And Morry was the comrade who could reach out. He was no theoretician, and his writings were idiosyncratic — he had a great fondness for acrostics — but they could ring bells, as when commenting on the bottomless purse of the state when it comes to repression, Morry said: ‘They won’t fix meters to water cannons.’

Morry had been active in what was then the Union of Post Office Workers. A few people told me that he had led the first ever postwar unofficial strike at the Mount Pleasant branch. He was active in the long, doomed strike of 1970, arguing that the strike should be spread: ‘Stop messing about: get the engineers out.’ After that he more or less gave up on the union bureaucracy, but he carried on selling the paper and arguing the toss at work. Morry could sell the paper to the most sales-resist­ant people in the Post Office and on the streets of Newham.

Morry’s anti-racist commitment has been mentioned. Just before I met him in 1968, he had helped to foil a possible postmen’s march for Enoch Powell. He let it be known that he, the black postmen and the left in general were arranging a counter-march. The boot of his car was filled with anti-racist placards which were shifted around ostentatiously to make the story credible. Management panicked, as they were intended to, and the would-be marchers for Powell were warned off, on pain of the sack.
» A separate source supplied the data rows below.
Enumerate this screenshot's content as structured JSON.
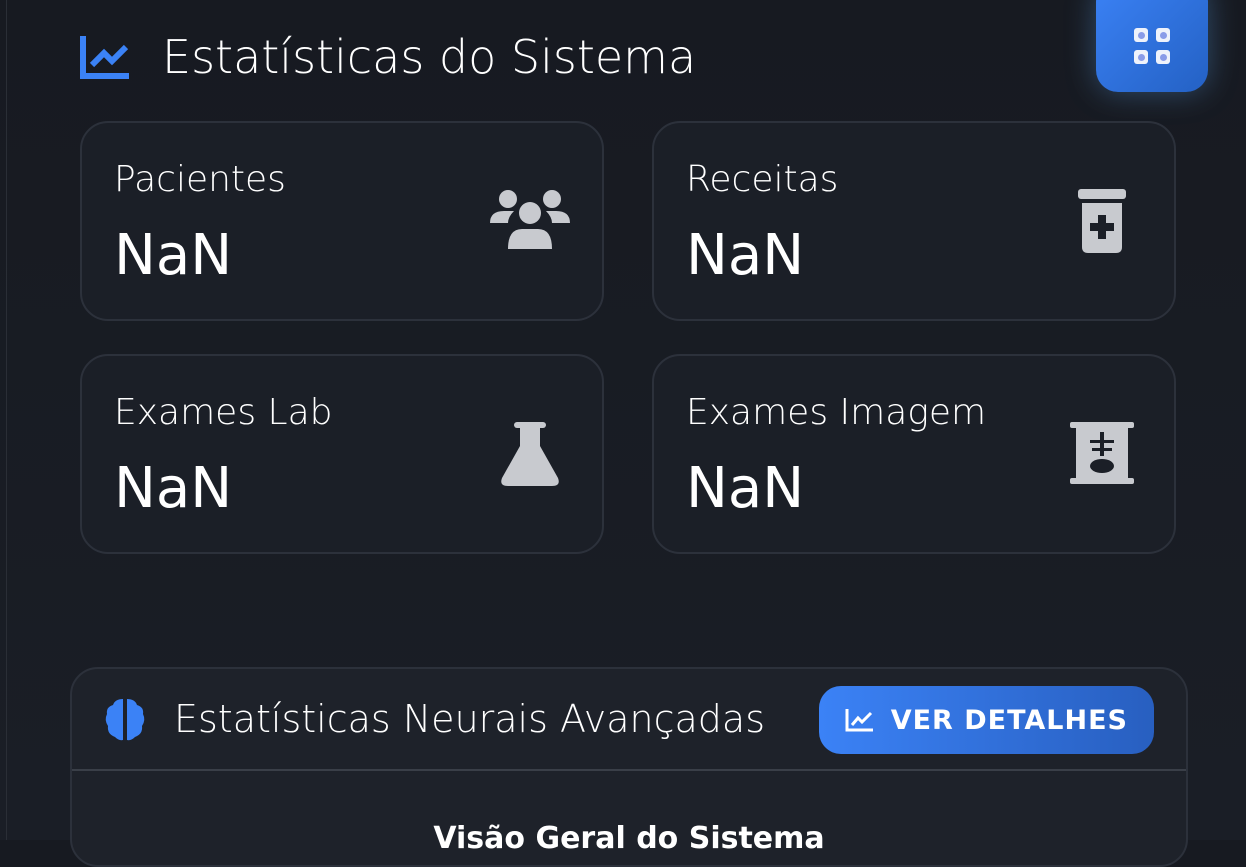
{
  "header": {
    "title": "Estatísticas do Sistema"
  },
  "stats": [
    {
      "label": "Pacientes",
      "value": "NaN",
      "icon": "users-icon"
    },
    {
      "label": "Receitas",
      "value": "NaN",
      "icon": "prescription-bottle-icon"
    },
    {
      "label": "Exames Lab",
      "value": "NaN",
      "icon": "flask-icon"
    },
    {
      "label": "Exames Imagem",
      "value": "NaN",
      "icon": "x-ray-icon"
    }
  ],
  "neural": {
    "title": "Estatísticas Neurais Avançadas",
    "button": "VER DETALHES",
    "subtitle": "Visão Geral do Sistema"
  },
  "colors": {
    "accent": "#3b82f6"
  }
}
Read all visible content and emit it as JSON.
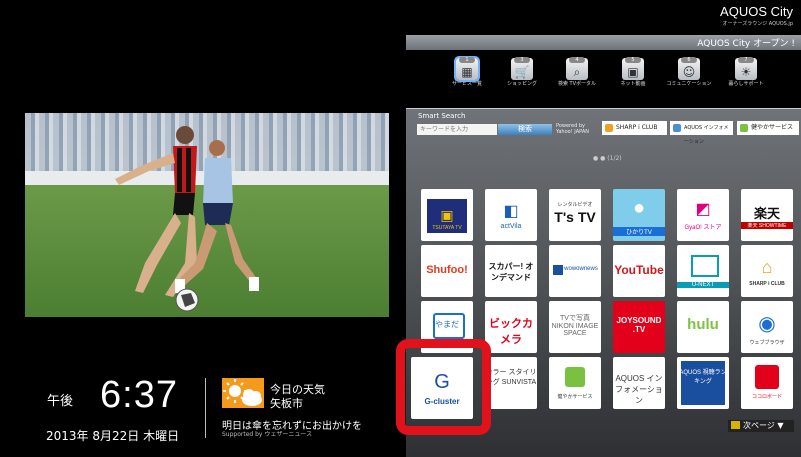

Morry’s life revolved round Socialist Current, the Post Office and, especially after he retired, his holidays in Spain (Benidorm). He also saw members of his family regularly, but his comrades never heard much about them; Morry regarded them as lost causes politically. He never married, but in his early 70s he had a girlfriend of the same age whom he met in Spain; he wrote acrostics for her, and visited her in Scotland.

Morry sold his last Socialist Current at the age of 70. He was far away at the end, but whilst he had his mental faculties he never lost his faith in the workers and revolution.

Morry did not agree with ‘eulogising’ — his word — departed comrades. So I will just say that he was a good comrade and a good friend.

Pauline Rowe